The secret of happiness

Those who have ears listen,

There lived a happy farmer who raised horses. One day a horse run away, and the other villagers said: “What a bad luck”. He smiled and said: “You never know, it might as well be good luck”.

The next day his horse returned and brought with him a bunch of wild horses. The villagers said: “What a good luck”. The farmer smiled and said: “Indeed, I am very fortunate”.

As the farmers son was riding in the wild horses, he fell and broke his leg. The villagers said: “What a bad luck”, but the farmer smiled and said: “You never know. It might as well be good luck”.

After a couple of weeks the army came by, and took all the young boys to war, but not the farmers son who had a broken leg. The villagers said: “What a good luck”. The farmer overfilled with joy, beamed and said: “I am indeed the blessed one”.

As it happened one day the farmer died, and all the villagers came to his funeral. The priest held a farewell speech: "I never knew this farmer, but I heard that he was one very happy man. I have talked to many of you and you all agree, but it seems that no one is able to tell me the secret of his happiness. :smiley:

P.S. This is related to another post titled “How to be happy”, which I wrote 8 years ago. If there are any Eckhart Tolle fans, this is related to what he calls “surrender” or “acceptance of what is” although I think he chose somewhat misleading names. Joseph Campbell’s “joyful participation in the sorrows of the world” is better, but also misleading. What the farmer incorporated was more “joyful participation in the joys of the world”, because what Campbell interpreted as “sorrows of the world”, the farmer interpreted as “joys (and suspended joys) of the world”. If any readers doubt that braking a leg can bring luck should read Laura Sinclair’s book “Over 50, Overweight & Out Of Breath: A Year Of Going From Super Fat To Super Fit”.

Ahhh! Young Robert, you’ve returned to the Good Ship Scrivener. Welcome back :smiley: I trust your long absence from Scriv’s decks, has no untoward cause.
Hope you are fit and well, and remain as sharp witted as ever. :wink:
Once again, welcome back
Take care

Glad to see that you are still around Vic, sharing kindness and wisdom to the crew :smiley:

I will do one experiment. For a week I will think and behave like the farmer. I will joyfully participate in the joys (and suspended joys) of the world, and will report back.

If any of the readers want to make this experiment as well (I suspect no one will), it would be very interesting to hear the experience.

Seconded. Welcome back, Bob.

Wow, thanks Hugh. Didn’t know I was so popular :blush:

I’ve always seen myself as a lone wolf, but the evidence clearly show that I’m hughly popular.

Not at all!! You could always be relied upon to raise the standard on Scriv’s lower decks, with challenging debate.

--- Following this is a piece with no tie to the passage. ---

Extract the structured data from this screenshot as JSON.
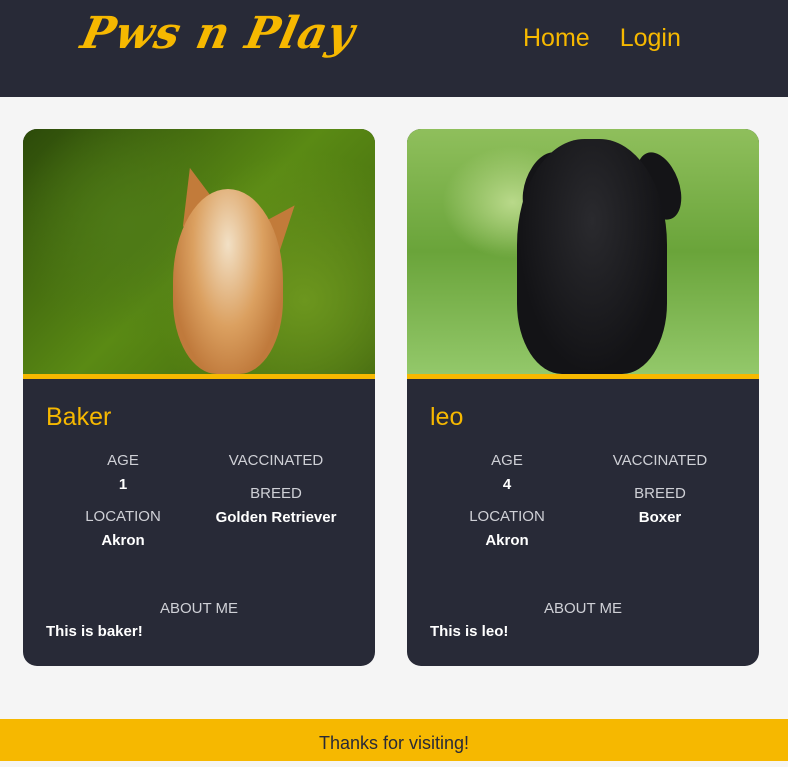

The likes of Hugh, could invariably be seen to maintain those standards, whereas, on t’other-hand, I could/can be relied on to lower the standards to just above the lapping of the water in the bilges.

We all have a role to play … [size=85]that’s my excuse, anyway.[/size]
Take care

Being of a contrary or unique opinion does not make one unwelcome in groups of “mature” adults. In this context mature does not mean age or behavior. It refers to knowing that each person is owed the same level of respect.

While I may not have always agreed with or appreciated your thoughts, the forum is incomplete without them.

Welcome back.

'Tis good to see people posting more. :slight_smile:

Ahhh Sweet-thing … 'tis, surely! :smiley: Nice to see Bob back on board. Last we saw of him, I think he was having trouble with his kitchen sink.

But … he’s back now and in good form.
And how are you, young lady?
Take care

Can’t complain, as my Minnesotan relatives would say. You survive the floods?

Our neck of the woods was untouched, but not too far away, they were quite badly affected,
Thanks for asking :slight_smile:
Take care